  34. New MachineMoving Machine?Decommissioning? • Call RSO

  35. Problems with equipment • If there are any questions or concerns about the functioning of an XRD unit, it must be taken out of service immediately and reported to the unit supervisor. [Be aware that shutter mechanisms can fail. Warning lights can fail.]

  36. General Methods of Protection • Time • Distance • Shielding

  37. Verify you have viewed this powerpoint • Logon to ecommons RAD SAF Exams and take 2011 RPM XRD Refresher

  38. Test • To receive credit for this online training course, you must complete the exam and receive a score of 80% or greater. • You may take test up to 3 times • Some questions have multiple correct answers • You can review answers at end of each test • Each test is a new set of questions randomized from test bank • If you do not pass, we will go over failed questions with you

  39. Test Completion • Online e-commons RADSAFE EXAMS • PAPER PRINT A COPY OF TEST, • Send to ehs trailer

  40. Verify you have viewed this powerpoint • Logon to ecommons RAD SAF Exams and take 2011 rpm machine user Refresher quiz e-commons portal(https://ecommons.ucsc.edu/xsl-portal)

  41. We’re there for you.

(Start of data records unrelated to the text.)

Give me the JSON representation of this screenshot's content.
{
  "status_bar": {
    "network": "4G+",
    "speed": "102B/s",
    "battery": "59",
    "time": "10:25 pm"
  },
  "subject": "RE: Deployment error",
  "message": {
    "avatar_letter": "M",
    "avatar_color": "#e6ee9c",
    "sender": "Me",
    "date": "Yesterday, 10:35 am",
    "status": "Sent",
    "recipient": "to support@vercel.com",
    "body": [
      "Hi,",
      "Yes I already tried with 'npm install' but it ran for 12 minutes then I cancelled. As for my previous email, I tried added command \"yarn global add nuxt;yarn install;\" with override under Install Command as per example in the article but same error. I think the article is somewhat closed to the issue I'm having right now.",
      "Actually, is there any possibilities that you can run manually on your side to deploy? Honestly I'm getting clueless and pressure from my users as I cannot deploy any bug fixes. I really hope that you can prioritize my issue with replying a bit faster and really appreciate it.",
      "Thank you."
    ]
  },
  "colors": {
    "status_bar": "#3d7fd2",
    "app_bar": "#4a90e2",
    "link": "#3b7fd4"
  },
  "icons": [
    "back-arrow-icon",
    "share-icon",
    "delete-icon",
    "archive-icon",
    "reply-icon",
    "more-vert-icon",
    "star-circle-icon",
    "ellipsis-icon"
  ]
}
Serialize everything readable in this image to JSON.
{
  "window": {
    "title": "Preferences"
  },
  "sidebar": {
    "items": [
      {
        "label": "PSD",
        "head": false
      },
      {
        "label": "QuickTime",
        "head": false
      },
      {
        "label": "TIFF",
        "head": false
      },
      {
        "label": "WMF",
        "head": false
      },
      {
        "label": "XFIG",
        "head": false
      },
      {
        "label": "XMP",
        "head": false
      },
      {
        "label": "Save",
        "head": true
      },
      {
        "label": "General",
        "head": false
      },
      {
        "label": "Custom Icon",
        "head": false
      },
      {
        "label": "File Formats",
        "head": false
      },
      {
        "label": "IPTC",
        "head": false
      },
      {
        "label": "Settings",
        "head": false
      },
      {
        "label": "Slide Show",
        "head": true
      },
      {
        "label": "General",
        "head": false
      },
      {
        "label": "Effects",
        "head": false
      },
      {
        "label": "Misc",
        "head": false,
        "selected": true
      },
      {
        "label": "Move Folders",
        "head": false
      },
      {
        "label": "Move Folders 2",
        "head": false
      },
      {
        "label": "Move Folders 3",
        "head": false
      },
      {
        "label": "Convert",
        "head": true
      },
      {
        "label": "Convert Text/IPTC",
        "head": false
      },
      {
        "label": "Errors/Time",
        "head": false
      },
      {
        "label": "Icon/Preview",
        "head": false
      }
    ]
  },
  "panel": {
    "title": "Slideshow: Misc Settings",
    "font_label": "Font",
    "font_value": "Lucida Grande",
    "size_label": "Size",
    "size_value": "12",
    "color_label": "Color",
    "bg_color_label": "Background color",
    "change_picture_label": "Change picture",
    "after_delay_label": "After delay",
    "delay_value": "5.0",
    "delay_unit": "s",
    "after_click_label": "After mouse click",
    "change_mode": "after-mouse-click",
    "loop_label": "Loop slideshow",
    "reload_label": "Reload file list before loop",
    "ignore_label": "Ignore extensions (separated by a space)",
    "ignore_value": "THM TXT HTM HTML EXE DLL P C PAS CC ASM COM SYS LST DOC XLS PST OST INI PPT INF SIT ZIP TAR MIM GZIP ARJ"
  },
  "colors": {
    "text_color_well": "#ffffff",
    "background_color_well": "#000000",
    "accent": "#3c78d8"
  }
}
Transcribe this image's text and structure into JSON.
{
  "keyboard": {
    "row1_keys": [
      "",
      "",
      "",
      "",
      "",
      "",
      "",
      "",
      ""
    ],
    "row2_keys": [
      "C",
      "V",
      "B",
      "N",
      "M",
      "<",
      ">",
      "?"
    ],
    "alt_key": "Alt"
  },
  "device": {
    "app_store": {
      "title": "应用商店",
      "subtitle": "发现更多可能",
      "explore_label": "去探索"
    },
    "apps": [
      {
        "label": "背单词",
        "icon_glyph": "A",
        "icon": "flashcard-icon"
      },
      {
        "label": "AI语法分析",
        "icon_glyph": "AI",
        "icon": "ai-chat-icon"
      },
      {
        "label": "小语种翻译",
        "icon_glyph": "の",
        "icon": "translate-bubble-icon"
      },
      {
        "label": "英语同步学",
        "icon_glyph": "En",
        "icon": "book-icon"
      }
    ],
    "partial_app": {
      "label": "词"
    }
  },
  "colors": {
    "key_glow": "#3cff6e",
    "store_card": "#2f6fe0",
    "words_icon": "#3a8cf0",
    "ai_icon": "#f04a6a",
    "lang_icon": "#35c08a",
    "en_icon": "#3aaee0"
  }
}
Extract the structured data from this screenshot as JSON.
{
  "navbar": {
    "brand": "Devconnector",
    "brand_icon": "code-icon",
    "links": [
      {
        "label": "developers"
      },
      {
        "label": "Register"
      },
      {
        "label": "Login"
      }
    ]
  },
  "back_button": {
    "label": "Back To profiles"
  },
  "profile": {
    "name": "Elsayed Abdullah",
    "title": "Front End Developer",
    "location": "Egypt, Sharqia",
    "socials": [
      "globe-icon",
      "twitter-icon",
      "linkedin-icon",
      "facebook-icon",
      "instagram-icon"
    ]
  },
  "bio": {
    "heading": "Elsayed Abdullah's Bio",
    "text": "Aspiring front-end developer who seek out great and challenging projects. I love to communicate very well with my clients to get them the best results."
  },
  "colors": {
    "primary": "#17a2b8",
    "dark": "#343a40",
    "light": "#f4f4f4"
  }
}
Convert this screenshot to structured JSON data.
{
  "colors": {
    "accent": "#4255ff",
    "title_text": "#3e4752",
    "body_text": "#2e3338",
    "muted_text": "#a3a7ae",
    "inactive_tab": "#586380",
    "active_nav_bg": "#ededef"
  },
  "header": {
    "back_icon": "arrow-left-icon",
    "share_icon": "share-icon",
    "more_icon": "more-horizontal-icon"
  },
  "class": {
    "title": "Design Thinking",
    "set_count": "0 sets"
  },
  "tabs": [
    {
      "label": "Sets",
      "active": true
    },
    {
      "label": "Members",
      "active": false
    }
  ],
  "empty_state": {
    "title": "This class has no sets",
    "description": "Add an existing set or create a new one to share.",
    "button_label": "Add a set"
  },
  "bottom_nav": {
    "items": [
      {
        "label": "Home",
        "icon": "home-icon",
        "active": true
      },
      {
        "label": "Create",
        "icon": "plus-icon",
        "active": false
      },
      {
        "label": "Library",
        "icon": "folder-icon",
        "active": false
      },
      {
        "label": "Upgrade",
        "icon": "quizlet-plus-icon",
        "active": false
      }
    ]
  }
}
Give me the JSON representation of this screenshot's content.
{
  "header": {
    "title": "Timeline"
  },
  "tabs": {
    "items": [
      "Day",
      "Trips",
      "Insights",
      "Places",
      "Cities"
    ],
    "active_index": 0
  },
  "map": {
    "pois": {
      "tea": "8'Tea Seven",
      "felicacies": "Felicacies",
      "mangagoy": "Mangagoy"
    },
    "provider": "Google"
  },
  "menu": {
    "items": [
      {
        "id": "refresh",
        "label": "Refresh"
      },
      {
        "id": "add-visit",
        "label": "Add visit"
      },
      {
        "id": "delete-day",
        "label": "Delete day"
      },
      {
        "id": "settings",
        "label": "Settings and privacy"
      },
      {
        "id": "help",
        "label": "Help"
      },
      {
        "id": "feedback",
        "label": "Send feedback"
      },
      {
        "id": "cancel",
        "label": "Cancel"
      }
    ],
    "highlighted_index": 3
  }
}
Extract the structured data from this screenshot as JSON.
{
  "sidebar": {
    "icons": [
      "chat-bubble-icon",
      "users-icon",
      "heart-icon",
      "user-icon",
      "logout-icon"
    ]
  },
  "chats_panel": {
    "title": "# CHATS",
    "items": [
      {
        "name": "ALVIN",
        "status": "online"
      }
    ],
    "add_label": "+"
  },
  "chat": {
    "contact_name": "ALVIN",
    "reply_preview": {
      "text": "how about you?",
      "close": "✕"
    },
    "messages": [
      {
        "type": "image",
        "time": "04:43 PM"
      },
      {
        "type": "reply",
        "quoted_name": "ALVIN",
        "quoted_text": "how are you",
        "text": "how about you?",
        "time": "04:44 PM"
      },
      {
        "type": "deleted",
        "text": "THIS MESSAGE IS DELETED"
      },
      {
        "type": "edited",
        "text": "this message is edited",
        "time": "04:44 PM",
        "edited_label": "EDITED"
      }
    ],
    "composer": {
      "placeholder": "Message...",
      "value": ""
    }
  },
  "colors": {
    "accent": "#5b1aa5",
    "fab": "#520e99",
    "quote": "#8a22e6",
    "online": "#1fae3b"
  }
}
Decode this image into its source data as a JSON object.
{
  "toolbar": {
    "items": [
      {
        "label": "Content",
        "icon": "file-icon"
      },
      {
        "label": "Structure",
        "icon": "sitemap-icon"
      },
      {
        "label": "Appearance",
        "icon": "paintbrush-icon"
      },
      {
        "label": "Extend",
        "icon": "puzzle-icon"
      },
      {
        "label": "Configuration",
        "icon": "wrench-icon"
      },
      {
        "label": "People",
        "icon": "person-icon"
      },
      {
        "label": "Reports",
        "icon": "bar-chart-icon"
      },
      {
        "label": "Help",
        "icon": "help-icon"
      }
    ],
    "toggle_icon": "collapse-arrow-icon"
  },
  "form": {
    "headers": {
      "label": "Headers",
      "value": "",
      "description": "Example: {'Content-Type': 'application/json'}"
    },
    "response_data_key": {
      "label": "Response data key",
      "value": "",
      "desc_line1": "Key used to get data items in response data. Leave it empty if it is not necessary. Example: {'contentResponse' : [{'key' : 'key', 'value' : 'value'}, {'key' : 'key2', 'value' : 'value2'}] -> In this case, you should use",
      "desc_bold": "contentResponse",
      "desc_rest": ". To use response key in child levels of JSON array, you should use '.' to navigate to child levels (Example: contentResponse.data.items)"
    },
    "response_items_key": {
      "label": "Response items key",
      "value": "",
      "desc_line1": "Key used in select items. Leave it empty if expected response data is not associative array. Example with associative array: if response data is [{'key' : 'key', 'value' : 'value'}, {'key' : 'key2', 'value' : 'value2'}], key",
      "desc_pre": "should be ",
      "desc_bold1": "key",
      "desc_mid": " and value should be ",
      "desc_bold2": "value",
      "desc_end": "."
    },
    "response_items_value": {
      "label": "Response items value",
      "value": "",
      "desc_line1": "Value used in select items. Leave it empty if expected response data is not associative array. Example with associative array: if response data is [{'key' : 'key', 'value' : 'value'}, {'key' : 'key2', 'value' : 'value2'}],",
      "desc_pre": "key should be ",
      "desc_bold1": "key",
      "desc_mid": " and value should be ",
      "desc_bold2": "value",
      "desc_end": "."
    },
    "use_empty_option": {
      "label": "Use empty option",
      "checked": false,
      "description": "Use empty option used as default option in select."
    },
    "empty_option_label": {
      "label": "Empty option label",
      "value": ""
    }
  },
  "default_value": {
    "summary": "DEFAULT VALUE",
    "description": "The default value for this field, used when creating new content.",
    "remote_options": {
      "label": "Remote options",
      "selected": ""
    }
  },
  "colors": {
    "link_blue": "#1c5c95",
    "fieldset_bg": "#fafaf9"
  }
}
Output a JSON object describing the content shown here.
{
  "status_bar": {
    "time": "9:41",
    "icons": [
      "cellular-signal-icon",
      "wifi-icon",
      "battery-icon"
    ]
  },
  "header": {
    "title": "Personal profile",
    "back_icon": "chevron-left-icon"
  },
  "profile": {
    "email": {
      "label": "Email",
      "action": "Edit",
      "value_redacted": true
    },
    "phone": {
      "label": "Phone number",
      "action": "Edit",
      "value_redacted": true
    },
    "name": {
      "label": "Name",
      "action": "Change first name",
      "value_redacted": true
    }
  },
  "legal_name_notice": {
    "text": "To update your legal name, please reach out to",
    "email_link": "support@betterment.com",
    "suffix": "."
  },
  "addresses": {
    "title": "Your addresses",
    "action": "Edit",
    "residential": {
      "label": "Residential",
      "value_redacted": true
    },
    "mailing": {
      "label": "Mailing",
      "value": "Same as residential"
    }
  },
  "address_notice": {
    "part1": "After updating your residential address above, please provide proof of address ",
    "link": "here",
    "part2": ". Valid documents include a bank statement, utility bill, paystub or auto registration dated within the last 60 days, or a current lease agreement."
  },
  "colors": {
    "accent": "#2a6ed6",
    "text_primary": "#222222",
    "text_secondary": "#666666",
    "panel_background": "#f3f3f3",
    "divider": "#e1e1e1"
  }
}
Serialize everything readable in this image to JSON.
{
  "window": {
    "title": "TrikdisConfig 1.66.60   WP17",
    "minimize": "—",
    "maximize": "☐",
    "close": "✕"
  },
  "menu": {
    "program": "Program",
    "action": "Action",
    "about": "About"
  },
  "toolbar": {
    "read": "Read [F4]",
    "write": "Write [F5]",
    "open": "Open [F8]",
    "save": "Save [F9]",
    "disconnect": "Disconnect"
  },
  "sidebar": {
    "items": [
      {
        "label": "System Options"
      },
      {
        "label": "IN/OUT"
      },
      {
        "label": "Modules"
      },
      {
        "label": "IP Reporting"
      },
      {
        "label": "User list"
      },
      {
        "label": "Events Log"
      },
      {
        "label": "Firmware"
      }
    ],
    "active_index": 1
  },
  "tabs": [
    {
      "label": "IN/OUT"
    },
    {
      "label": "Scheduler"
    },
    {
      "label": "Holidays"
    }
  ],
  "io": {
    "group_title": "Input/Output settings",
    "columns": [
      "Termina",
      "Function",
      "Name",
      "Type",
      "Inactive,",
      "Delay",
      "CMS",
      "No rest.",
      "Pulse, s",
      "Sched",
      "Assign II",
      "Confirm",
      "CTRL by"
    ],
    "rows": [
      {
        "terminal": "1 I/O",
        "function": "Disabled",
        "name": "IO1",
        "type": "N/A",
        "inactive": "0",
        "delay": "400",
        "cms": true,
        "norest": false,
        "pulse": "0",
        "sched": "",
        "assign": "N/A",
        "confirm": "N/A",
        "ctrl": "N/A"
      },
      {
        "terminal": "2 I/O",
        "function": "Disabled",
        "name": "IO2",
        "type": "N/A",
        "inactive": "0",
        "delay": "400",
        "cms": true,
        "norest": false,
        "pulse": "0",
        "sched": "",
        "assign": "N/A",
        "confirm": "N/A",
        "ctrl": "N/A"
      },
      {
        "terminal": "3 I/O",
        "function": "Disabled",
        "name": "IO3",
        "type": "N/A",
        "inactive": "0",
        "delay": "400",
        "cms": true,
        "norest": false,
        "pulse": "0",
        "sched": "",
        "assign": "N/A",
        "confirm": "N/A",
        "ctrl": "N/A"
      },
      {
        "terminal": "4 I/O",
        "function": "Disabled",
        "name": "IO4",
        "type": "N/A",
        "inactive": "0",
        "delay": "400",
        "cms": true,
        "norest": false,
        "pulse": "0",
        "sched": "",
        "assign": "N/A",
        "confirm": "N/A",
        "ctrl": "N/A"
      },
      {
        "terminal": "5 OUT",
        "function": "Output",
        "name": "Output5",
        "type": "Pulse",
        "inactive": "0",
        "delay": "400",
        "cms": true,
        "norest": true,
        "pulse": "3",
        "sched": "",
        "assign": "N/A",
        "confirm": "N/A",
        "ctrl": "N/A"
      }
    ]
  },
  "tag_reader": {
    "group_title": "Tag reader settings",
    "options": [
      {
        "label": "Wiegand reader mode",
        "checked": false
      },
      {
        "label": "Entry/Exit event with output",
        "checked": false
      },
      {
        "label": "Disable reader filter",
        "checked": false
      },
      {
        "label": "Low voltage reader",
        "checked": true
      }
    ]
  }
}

Environmental Health & Safety x9-2553 • Conrad Sherman x9-3911 • RSO/Health Physicist • Marcus Balanky x9-5167 • ARSO/ Health Physicist • Vern Ares x9-5167 • Assistant Health Physicist • Environmental Health & Safety • Radiation Safety • (831) 459-3911 Web sitehttp://www.ehs.ucsc.edu/